## [Instructions to follow]
The result should be an exact copy of every record, with no pictures kept.
*** Opening Data for processing ***
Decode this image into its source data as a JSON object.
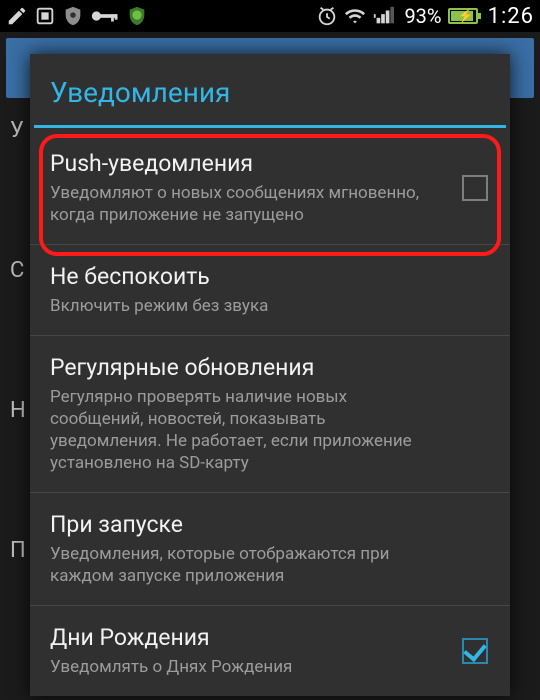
{
  "status": {
    "battery_pct": "93%",
    "clock": "1:26"
  },
  "bg": {
    "lines": [
      "У",
      "",
      "С",
      "",
      "Н",
      "",
      "П",
      ""
    ]
  },
  "dialog": {
    "title": "Уведомления",
    "items": [
      {
        "title": "Push-уведомления",
        "sub": "Уведомляют о новых сообщениях мгновенно, когда приложение не запущено",
        "checkbox": true,
        "checked": false
      },
      {
        "title": "Не беспокоить",
        "sub": "Включить режим без звука",
        "checkbox": false
      },
      {
        "title": "Регулярные обновления",
        "sub": "Регулярно проверять наличие новых сообщений, новостей, показывать уведомления. Не работает, если приложение установлено на SD-карту",
        "checkbox": false
      },
      {
        "title": "При запуске",
        "sub": "Уведомления, которые отображаются при каждом запуске приложения",
        "checkbox": false
      },
      {
        "title": "Дни Рождения",
        "sub": "Уведомлять о Днях Рождения",
        "checkbox": true,
        "checked": true
      }
    ]
  }
}
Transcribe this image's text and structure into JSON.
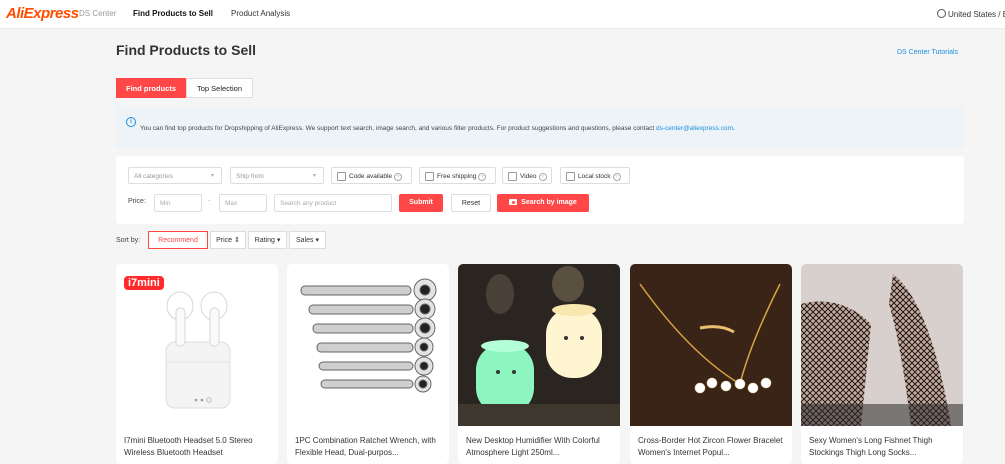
{
  "header": {
    "logo": "AliExpress",
    "logo_sub": "DS Center",
    "nav": [
      "Find Products to Sell",
      "Product Analysis"
    ],
    "region": "United States / E"
  },
  "page": {
    "title": "Find Products to Sell",
    "tutorials_link": "DS Center Tutorials"
  },
  "tabs": [
    "Find products",
    "Top Selection"
  ],
  "info": {
    "icon": "info-icon",
    "text": "You can find top products for Dropshipping of AliExpress. We support text search, image search, and various filter products. For product suggestions and questions, please contact ",
    "email": "ds-center@aliexpress.com",
    "suffix": "."
  },
  "filters": {
    "category_placeholder": "All categories",
    "ship_from_placeholder": "Ship from",
    "checkboxes": [
      "Code available",
      "Free shipping",
      "Video",
      "Local stock"
    ],
    "price_label": "Price:",
    "min_placeholder": "Min",
    "dash": "-",
    "max_placeholder": "Max",
    "search_placeholder": "Search any product",
    "submit": "Submit",
    "reset": "Reset",
    "search_by_image": "Search by image"
  },
  "sort": {
    "label": "Sort by:",
    "options": [
      "Recommend",
      "Price ⇕",
      "Rating ▾",
      "Sales ▾"
    ]
  },
  "products": [
    {
      "name": "I7mini Bluetooth Headset 5.0 Stereo Wireless Bluetooth Headset",
      "badge": "i7mini"
    },
    {
      "name": "1PC Combination Ratchet Wrench, with Flexible Head, Dual-purpos..."
    },
    {
      "name": "New Desktop Humidifier With Colorful Atmosphere Light 250ml..."
    },
    {
      "name": "Cross-Border Hot Zircon Flower Bracelet Women's Internet Popul..."
    },
    {
      "name": "Sexy Women's Long Fishnet Thigh Stockings Thigh Long Socks..."
    }
  ],
  "colors": {
    "accent": "#ff4747",
    "link": "#1a8fe0",
    "brand": "#ff4d00"
  }
}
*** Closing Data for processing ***
## [Response]
Decode this image into its source data as a JSON object.
{
  "status": {
    "battery_pct": "93%",
    "clock": "1:26"
  },
  "bg": {
    "lines": [
      "У",
      "",
      "С",
      "",
      "Н",
      "",
      "П",
      ""
    ]
  },
  "dialog": {
    "title": "Уведомления",
    "items": [
      {
        "title": "Push-уведомления",
        "sub": "Уведомляют о новых сообщениях мгновенно, когда приложение не запущено",
        "checkbox": true,
        "checked": false
      },
      {
        "title": "Не беспокоить",
        "sub": "Включить режим без звука",
        "checkbox": false
      },
      {
        "title": "Регулярные обновления",
        "sub": "Регулярно проверять наличие новых сообщений, новостей, показывать уведомления. Не работает, если приложение установлено на SD-карту",
        "checkbox": false
      },
      {
        "title": "При запуске",
        "sub": "Уведомления, которые отображаются при каждом запуске приложения",
        "checkbox": false
      },
      {
        "title": "Дни Рождения",
        "sub": "Уведомлять о Днях Рождения",
        "checkbox": true,
        "checked": true
      }
    ]
  }
}
Transcribe this image's text and structure into JSON.
{
  "header": {
    "logo": "AliExpress",
    "logo_sub": "DS Center",
    "nav": [
      "Find Products to Sell",
      "Product Analysis"
    ],
    "region": "United States / E"
  },
  "page": {
    "title": "Find Products to Sell",
    "tutorials_link": "DS Center Tutorials"
  },
  "tabs": [
    "Find products",
    "Top Selection"
  ],
  "info": {
    "icon": "info-icon",
    "text": "You can find top products for Dropshipping of AliExpress. We support text search, image search, and various filter products. For product suggestions and questions, please contact ",
    "email": "ds-center@aliexpress.com",
    "suffix": "."
  },
  "filters": {
    "category_placeholder": "All categories",
    "ship_from_placeholder": "Ship from",
    "checkboxes": [
      "Code available",
      "Free shipping",
      "Video",
      "Local stock"
    ],
    "price_label": "Price:",
    "min_placeholder": "Min",
    "dash": "-",
    "max_placeholder": "Max",
    "search_placeholder": "Search any product",
    "submit": "Submit",
    "reset": "Reset",
    "search_by_image": "Search by image"
  },
  "sort": {
    "label": "Sort by:",
    "options": [
      "Recommend",
      "Price ⇕",
      "Rating ▾",
      "Sales ▾"
    ]
  },
  "products": [
    {
      "name": "I7mini Bluetooth Headset 5.0 Stereo Wireless Bluetooth Headset",
      "badge": "i7mini"
    },
    {
      "name": "1PC Combination Ratchet Wrench, with Flexible Head, Dual-purpos..."
    },
    {
      "name": "New Desktop Humidifier With Colorful Atmosphere Light 250ml..."
    },
    {
      "name": "Cross-Border Hot Zircon Flower Bracelet Women's Internet Popul..."
    },
    {
      "name": "Sexy Women's Long Fishnet Thigh Stockings Thigh Long Socks..."
    }
  ],
  "colors": {
    "accent": "#ff4747",
    "link": "#1a8fe0",
    "brand": "#ff4d00"
  }
}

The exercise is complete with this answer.